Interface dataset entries
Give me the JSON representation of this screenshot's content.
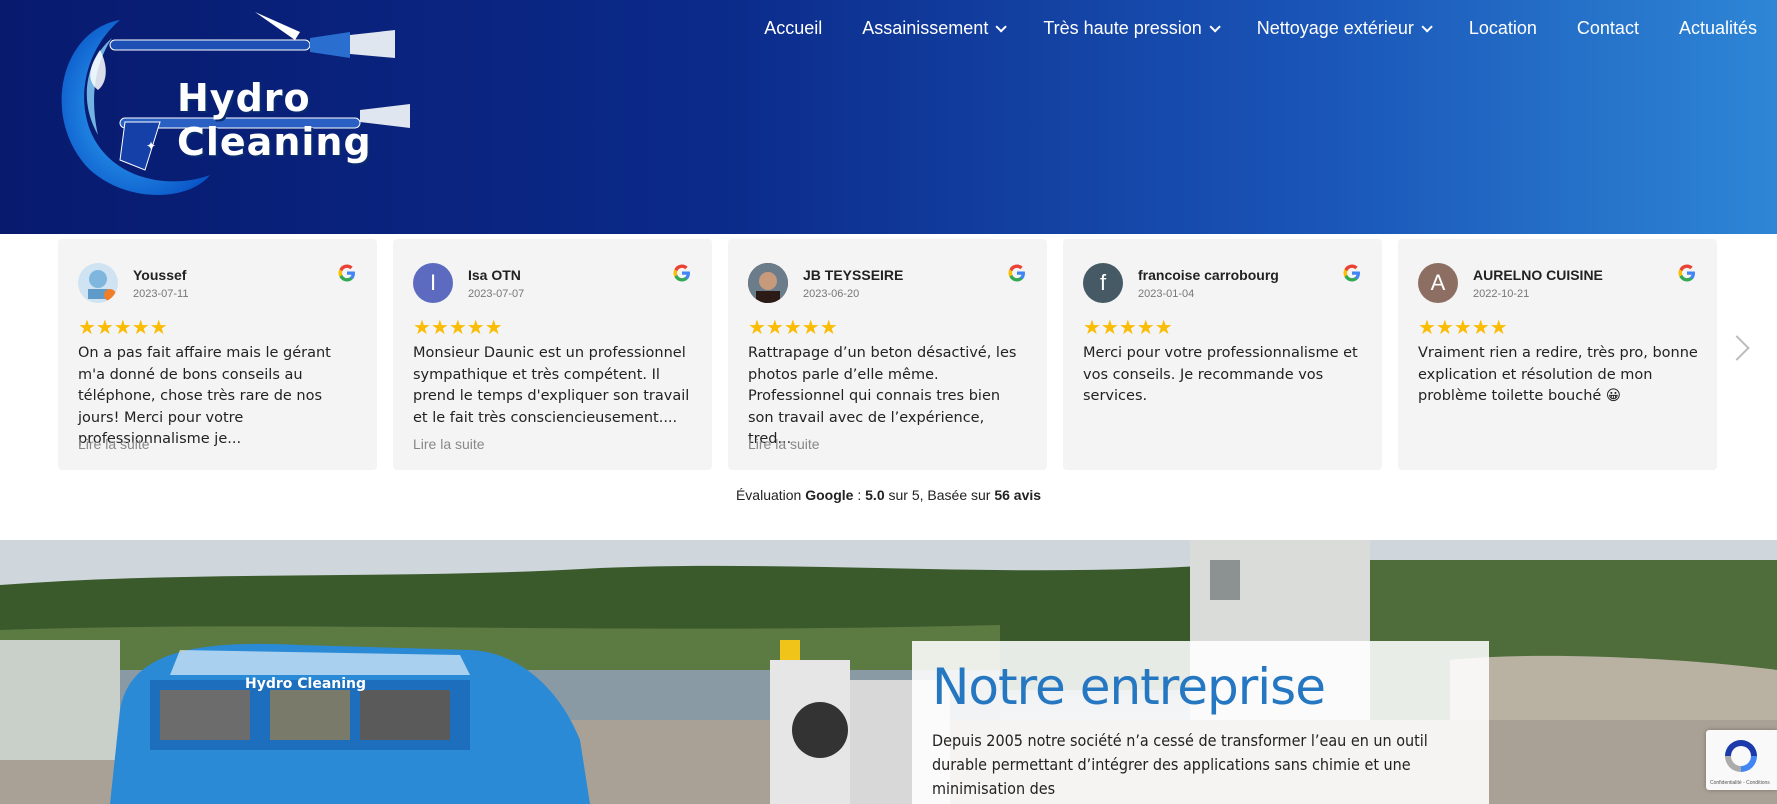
{
  "brand": {
    "logo_text": "Hydro Cleaning"
  },
  "nav": {
    "items": [
      {
        "label": "Accueil",
        "dropdown": false
      },
      {
        "label": "Assainissement",
        "dropdown": true
      },
      {
        "label": "Très haute pression",
        "dropdown": true
      },
      {
        "label": "Nettoyage extérieur",
        "dropdown": true
      },
      {
        "label": "Location",
        "dropdown": false
      },
      {
        "label": "Contact",
        "dropdown": false
      },
      {
        "label": "Actualités",
        "dropdown": false
      }
    ]
  },
  "reviews": {
    "items": [
      {
        "name": "Youssef",
        "date": "2023-07-11",
        "rating": 5,
        "avatar_letter": "",
        "avatar_color": "#cfe3f2",
        "text": "On a pas fait affaire mais le gérant m'a donné de bons conseils au téléphone, chose très rare de nos jours! Merci pour votre professionnalisme je...",
        "read_more": "Lire la suite"
      },
      {
        "name": "Isa OTN",
        "date": "2023-07-07",
        "rating": 5,
        "avatar_letter": "I",
        "avatar_color": "#5c6bc0",
        "text": "Monsieur Daunic est un professionnel sympathique et très compétent. Il prend le temps d'expliquer son travail et le fait très consciencieusement....",
        "read_more": "Lire la suite"
      },
      {
        "name": "JB TEYSSEIRE",
        "date": "2023-06-20",
        "rating": 5,
        "avatar_letter": "",
        "avatar_color": "#3b2a24",
        "text": "Rattrapage d’un beton désactivé, les photos parle d’elle même. Professionnel qui connais tres bien son travail avec de l’expérience, tred...",
        "read_more": "Lire la suite"
      },
      {
        "name": "francoise carrobourg",
        "date": "2023-01-04",
        "rating": 5,
        "avatar_letter": "f",
        "avatar_color": "#455a64",
        "text": "Merci pour votre professionnalisme et vos conseils. Je recommande vos services.",
        "read_more": ""
      },
      {
        "name": "AURELNO CUISINE",
        "date": "2022-10-21",
        "rating": 5,
        "avatar_letter": "A",
        "avatar_color": "#8d6e63",
        "text": "Vraiment rien a redire, très pro, bonne explication et résolution de mon problème toilette bouché 😀",
        "read_more": ""
      }
    ],
    "summary": {
      "prefix": "Évaluation ",
      "source": "Google",
      "sep": " : ",
      "score": "5.0",
      "mid": " sur 5, Basée sur ",
      "count": "56 avis"
    }
  },
  "about": {
    "title": "Notre entreprise",
    "text": "Depuis 2005 notre société n’a cessé de transformer l’eau en un outil durable permettant d’intégrer des applications sans chimie et une minimisation des"
  },
  "recaptcha": {
    "label": "Confidentialité - Conditions"
  },
  "colors": {
    "star": "#fbbc04",
    "accent": "#2577c2",
    "header_start": "#071a6e",
    "header_end": "#2e86d6"
  }
}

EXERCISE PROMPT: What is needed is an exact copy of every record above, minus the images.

EXERCISE RESPONSE:
Give me the JSON representation of this screenshot's content.
{
  "brand": {
    "logo_text": "Hydro Cleaning"
  },
  "nav": {
    "items": [
      {
        "label": "Accueil",
        "dropdown": false
      },
      {
        "label": "Assainissement",
        "dropdown": true
      },
      {
        "label": "Très haute pression",
        "dropdown": true
      },
      {
        "label": "Nettoyage extérieur",
        "dropdown": true
      },
      {
        "label": "Location",
        "dropdown": false
      },
      {
        "label": "Contact",
        "dropdown": false
      },
      {
        "label": "Actualités",
        "dropdown": false
      }
    ]
  },
  "reviews": {
    "items": [
      {
        "name": "Youssef",
        "date": "2023-07-11",
        "rating": 5,
        "avatar_letter": "",
        "avatar_color": "#cfe3f2",
        "text": "On a pas fait affaire mais le gérant m'a donné de bons conseils au téléphone, chose très rare de nos jours! Merci pour votre professionnalisme je...",
        "read_more": "Lire la suite"
      },
      {
        "name": "Isa OTN",
        "date": "2023-07-07",
        "rating": 5,
        "avatar_letter": "I",
        "avatar_color": "#5c6bc0",
        "text": "Monsieur Daunic est un professionnel sympathique et très compétent. Il prend le temps d'expliquer son travail et le fait très consciencieusement....",
        "read_more": "Lire la suite"
      },
      {
        "name": "JB TEYSSEIRE",
        "date": "2023-06-20",
        "rating": 5,
        "avatar_letter": "",
        "avatar_color": "#3b2a24",
        "text": "Rattrapage d’un beton désactivé, les photos parle d’elle même. Professionnel qui connais tres bien son travail avec de l’expérience, tred...",
        "read_more": "Lire la suite"
      },
      {
        "name": "francoise carrobourg",
        "date": "2023-01-04",
        "rating": 5,
        "avatar_letter": "f",
        "avatar_color": "#455a64",
        "text": "Merci pour votre professionnalisme et vos conseils. Je recommande vos services.",
        "read_more": ""
      },
      {
        "name": "AURELNO CUISINE",
        "date": "2022-10-21",
        "rating": 5,
        "avatar_letter": "A",
        "avatar_color": "#8d6e63",
        "text": "Vraiment rien a redire, très pro, bonne explication et résolution de mon problème toilette bouché 😀",
        "read_more": ""
      }
    ],
    "summary": {
      "prefix": "Évaluation ",
      "source": "Google",
      "sep": " : ",
      "score": "5.0",
      "mid": " sur 5, Basée sur ",
      "count": "56 avis"
    }
  },
  "about": {
    "title": "Notre entreprise",
    "text": "Depuis 2005 notre société n’a cessé de transformer l’eau en un outil durable permettant d’intégrer des applications sans chimie et une minimisation des"
  },
  "recaptcha": {
    "label": "Confidentialité - Conditions"
  },
  "colors": {
    "star": "#fbbc04",
    "accent": "#2577c2",
    "header_start": "#071a6e",
    "header_end": "#2e86d6"
  }
}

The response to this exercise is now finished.